The crisis chaplaincy program of the Billy Graham Evangelistic Association has offered hope and comfort in 30 different locations this year. During the course of 2008, 433 chaplains have prayed with more than 17,000 people.
“The number of tornadoes in the first half of 2008 was nearly unprecedented,” said Jack Munday, director of the Billy Graham Rapid Response Team. “We deployed to 10 locations just to bring hope in the wake of tornadic activity. We also ministered in eight different sites following the devastation of Hurricanes Gustav and Ike.”
Along with the tornadoes and hurricanes, the Billy Graham Rapid Response Team responded to flooding in Missouri, Indiana, Wisconsin and Iowa; the Valentine’s Day shooting at Northern Illinois University; and the November wildfires in Southern California.
In addition to domestic deployments, Munday led small teams into Myanmar, Kenya and Grand Turk Island to train local pastors on how to appropriately respond during the tragedies and disasters that devastated the people of those areas.
“We’ve seen so much pain and heart-rending agony this year, but we’ve also seen hope and resilience in the eyes of people who are in the darkest days of their lives,” said Munday. “We’ve witnessed the triumphs of neighbors joining together in love to confront their worst fears, and we’ve prayed with people who have wept in thanks for the blessings they have when everything else has been taken from them.”
In November, Munday was able to share with several governmental groups and other agencies when he addressed the Department of Homeland Security’s Faith Based and Community Initiatives Emergency Preparedness Workshop in Dallas, Texas. “It was a real honor to be invited, and I believe it points to the Billy Graham Rapid Response Team increasingly becoming a welcome and relied upon presence during times of tragedy,” said Munday.
Along with the domestic and international deployments, the Billy Graham Rapid Response Team also held 15 special crisis ministry seminars to help train Christians on how to deal with the tragedies affecting those around them. “Not all of us will respond to a Hurricane Katrina or a 9/11,” said Munday. “But all of us will deal with somebody who has lost a loved one from cancer, or has lost their job and their home, or is going through a divorce. Pain is everywhere, and it’s important for Christians to be prepared to respond with the love and hope of Christ.”
The Billy Graham Rapid Response Team is a nationwide database of more than 3,000 chaplains and ministry volunteers who are specifically trained to deal with crisis situations.
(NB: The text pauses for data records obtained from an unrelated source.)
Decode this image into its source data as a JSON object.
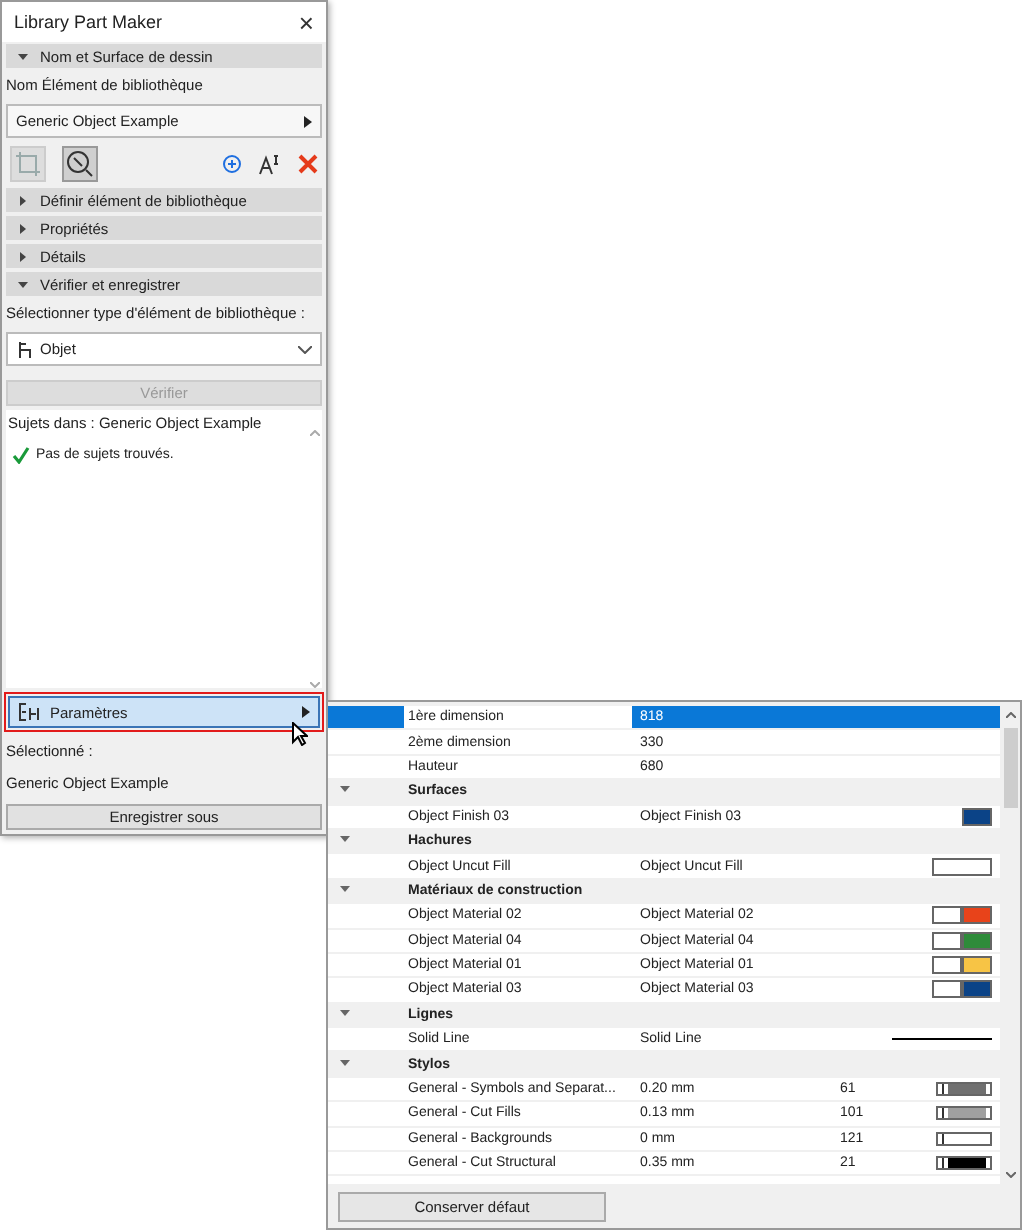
{
  "window": {
    "title": "Library Part Maker",
    "close": "×"
  },
  "top_section": {
    "label": "Nom et Surface de dessin",
    "expanded": true
  },
  "name_label": "Nom Élément de bibliothèque",
  "name_dropdown": {
    "value": "Generic Object Example"
  },
  "sections": [
    {
      "label": "Définir élément de bibliothèque",
      "expanded": false
    },
    {
      "label": "Propriétés",
      "expanded": false
    },
    {
      "label": "Détails",
      "expanded": false
    },
    {
      "label": "Vérifier et enregistrer",
      "expanded": true
    }
  ],
  "type_label": "Sélectionner type d'élément de bibliothèque :",
  "type_select": {
    "value": "Objet"
  },
  "verify_button": {
    "label": "Vérifier",
    "disabled": true
  },
  "issues": {
    "title": "Sujets dans : Generic Object Example",
    "message": "Pas de sujets trouvés."
  },
  "params_button": {
    "label": "Paramètres",
    "selected": true
  },
  "selected_label": "Sélectionné :",
  "selected_value": "Generic Object Example",
  "save_button": "Enregistrer sous",
  "params_table": {
    "rows": [
      {
        "kind": "param",
        "name": "1ère dimension",
        "value": "818",
        "selected": true
      },
      {
        "kind": "param",
        "name": "2ème dimension",
        "value": "330",
        "selected": false
      },
      {
        "kind": "param",
        "name": "Hauteur",
        "value": "680",
        "selected": false
      },
      {
        "kind": "group",
        "name": "Surfaces",
        "expanded": true
      },
      {
        "kind": "param",
        "name": "Object Finish 03",
        "value": "Object Finish 03",
        "swatch": {
          "kind": "color",
          "color": "#0b4387"
        },
        "selected": false
      },
      {
        "kind": "group",
        "name": "Hachures",
        "expanded": true
      },
      {
        "kind": "param",
        "name": "Object Uncut Fill",
        "value": "Object Uncut Fill",
        "swatch": {
          "kind": "fill"
        },
        "selected": false
      },
      {
        "kind": "group",
        "name": "Matériaux de construction",
        "expanded": true
      },
      {
        "kind": "param",
        "name": "Object Material 02",
        "value": "Object Material 02",
        "swatch": {
          "kind": "material",
          "color": "#e8431a"
        },
        "selected": false
      },
      {
        "kind": "param",
        "name": "Object Material 04",
        "value": "Object Material 04",
        "swatch": {
          "kind": "material",
          "color": "#2e8b3a"
        },
        "selected": false
      },
      {
        "kind": "param",
        "name": "Object Material 01",
        "value": "Object Material 01",
        "swatch": {
          "kind": "material",
          "color": "#f7c445"
        },
        "selected": false
      },
      {
        "kind": "param",
        "name": "Object Material 03",
        "value": "Object Material 03",
        "swatch": {
          "kind": "material",
          "color": "#0b4387"
        },
        "selected": false
      },
      {
        "kind": "group",
        "name": "Lignes",
        "expanded": true
      },
      {
        "kind": "param",
        "name": "Solid Line",
        "value": "Solid Line",
        "swatch": {
          "kind": "line"
        },
        "selected": false
      },
      {
        "kind": "group",
        "name": "Stylos",
        "expanded": true
      },
      {
        "kind": "param",
        "name": "General - Symbols and Separat...",
        "value": "0.20 mm",
        "number": "61",
        "swatch": {
          "kind": "pen",
          "color": "#707070"
        },
        "selected": false
      },
      {
        "kind": "param",
        "name": "General - Cut Fills",
        "value": "0.13 mm",
        "number": "101",
        "swatch": {
          "kind": "pen",
          "color": "#a0a0a0"
        },
        "selected": false
      },
      {
        "kind": "param",
        "name": "General - Backgrounds",
        "value": "0 mm",
        "number": "121",
        "swatch": {
          "kind": "pen",
          "color": "#ffffff"
        },
        "selected": false
      },
      {
        "kind": "param",
        "name": "General - Cut Structural",
        "value": "0.35 mm",
        "number": "21",
        "swatch": {
          "kind": "pen",
          "color": "#000000"
        },
        "selected": false
      }
    ]
  },
  "default_button": "Conserver défaut"
}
Since the ministry was launched in 2002, it has deployed following dozens of natural and man-made disasters, including hurricanes, tornadoes, floods, fires and shootings.
CHECK OUT THIS GREAT OVERVIEW OF THE RAPID RESPONSE TEAM: